    High-resolution genetic maps are essential for fine mapping of complex traits, genome assembly, and comparative genomic analysis. Single-nucleotide polymorphisms (SNPs) are the primary molecular markers used for genetic map construction. In this study, we identified 13,362 SNPs evenly distributed across the Japanese flounder (Paralichthys olivaceus) genome. Of these SNPs, 12,712 high-confidence SNPs were subjected to high-throughput genotyping and assigned to 24 consensus linkage groups (LGs). The total length of the genetic linkage map was 3,497.29 cM with an average distance of 0.47 cM between loci, thereby representing the densest genetic map currently reported for Japanese flounder. Nine positive quantitative trait loci (QTLs) forming two main clusters for Vibrio anguillarum disease resistance were detected. All QTLs could explain 5.1-8.38% of the total phenotypic variation. Synteny analysis of the QTL regions on the genome assembly revealed 12 immune-related genes, among them 4 genes strongly associated with V. anguillarum disease resistance. In addition, 246 genome assembly scaffolds with an average size of 21.79 Mb were anchored onto the LGs; these scaffolds, comprising 522.99 Mb, represented 95.78% of assembled genomic sequences. The mapped assembly scaffolds in Japanese flounder were used for genome synteny analyses against zebrafish (Danio rerio) and medaka (Oryzias latipes). Flounder and medaka were found to possess almost one-to-one synteny, whereas flounder and zebrafish exhibited a multi-syntenic correspondence.

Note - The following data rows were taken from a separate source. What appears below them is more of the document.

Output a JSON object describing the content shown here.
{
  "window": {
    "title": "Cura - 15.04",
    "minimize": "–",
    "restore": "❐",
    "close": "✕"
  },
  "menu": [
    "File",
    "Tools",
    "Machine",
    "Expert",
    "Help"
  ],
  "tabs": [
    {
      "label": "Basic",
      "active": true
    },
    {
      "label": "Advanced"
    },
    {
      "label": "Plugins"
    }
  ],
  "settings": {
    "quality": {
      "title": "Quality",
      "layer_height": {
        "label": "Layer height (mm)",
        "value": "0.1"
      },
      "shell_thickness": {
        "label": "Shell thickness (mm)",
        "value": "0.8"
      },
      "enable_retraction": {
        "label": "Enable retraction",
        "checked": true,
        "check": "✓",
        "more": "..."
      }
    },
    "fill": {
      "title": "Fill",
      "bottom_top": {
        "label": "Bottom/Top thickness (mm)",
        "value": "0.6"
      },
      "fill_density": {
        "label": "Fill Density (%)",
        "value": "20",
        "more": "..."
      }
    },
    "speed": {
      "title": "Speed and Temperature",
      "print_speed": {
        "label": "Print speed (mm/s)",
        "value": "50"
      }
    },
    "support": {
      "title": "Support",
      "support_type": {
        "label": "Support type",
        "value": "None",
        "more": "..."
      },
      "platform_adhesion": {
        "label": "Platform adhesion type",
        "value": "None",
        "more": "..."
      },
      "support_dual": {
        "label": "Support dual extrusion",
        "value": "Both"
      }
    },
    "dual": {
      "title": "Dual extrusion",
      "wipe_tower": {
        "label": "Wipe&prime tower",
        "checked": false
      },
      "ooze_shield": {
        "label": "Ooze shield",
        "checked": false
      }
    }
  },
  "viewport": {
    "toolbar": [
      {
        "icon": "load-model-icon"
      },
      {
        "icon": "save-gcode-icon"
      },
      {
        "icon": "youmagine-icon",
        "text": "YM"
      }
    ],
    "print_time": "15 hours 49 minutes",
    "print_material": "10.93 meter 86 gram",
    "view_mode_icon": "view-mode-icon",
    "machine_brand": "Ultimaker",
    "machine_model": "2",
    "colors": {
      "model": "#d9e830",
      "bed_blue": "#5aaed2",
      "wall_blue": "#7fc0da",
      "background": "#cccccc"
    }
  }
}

The newly developed high-resolution genetic map, which will facilitate QTL mapping, scaffold assembly, and genome synteny analysis of Japanese flounder, marks a milestone in the ongoing genome project for this species.
  • Jin, Long; Liao, Wen Bo; Merilä, Juha (2022)
    Aim Amphibians require both terrestrial and aquatic environments to complete their life cycles. Thus, they are subject to complex selection pressures stemming from different environments, and these selection pressures are likely to vary geographically with variation in temperature and precipitation. Studies of genetic differentiation along geographical clines allow identification of footprints of these selection pressures. Location China. Methods To identify possible signatures of local adaptation to particular environmental conditions, we conducted a genome-scan with 20,572 single-nucleotide polymorphisms (SNPs) obtained with restriction site-associated DNA sequencing of pooled samples from 10 Microhyla fissipes populations spanning a 1,398 km long latitudinal gradient in China. Results The results revealed significant genetic differentiation among populations (F-ST =0.090). Numerous outlier SNPs associated with variation in both annual average temperature (n = 69) and precipitation (n = 248) were detected. Main conclusions The degree and pattern of population differentiation in the SNPs supported the hypothesis that these SNPs have been subject to directional natural selection associated with temperature and precipitation and, hence, are reflective of geographically varying local adaptation. Hence, conservation and management plans for Microhyla fissipes should take into account this heterogeneity in genetic constitution in its populations.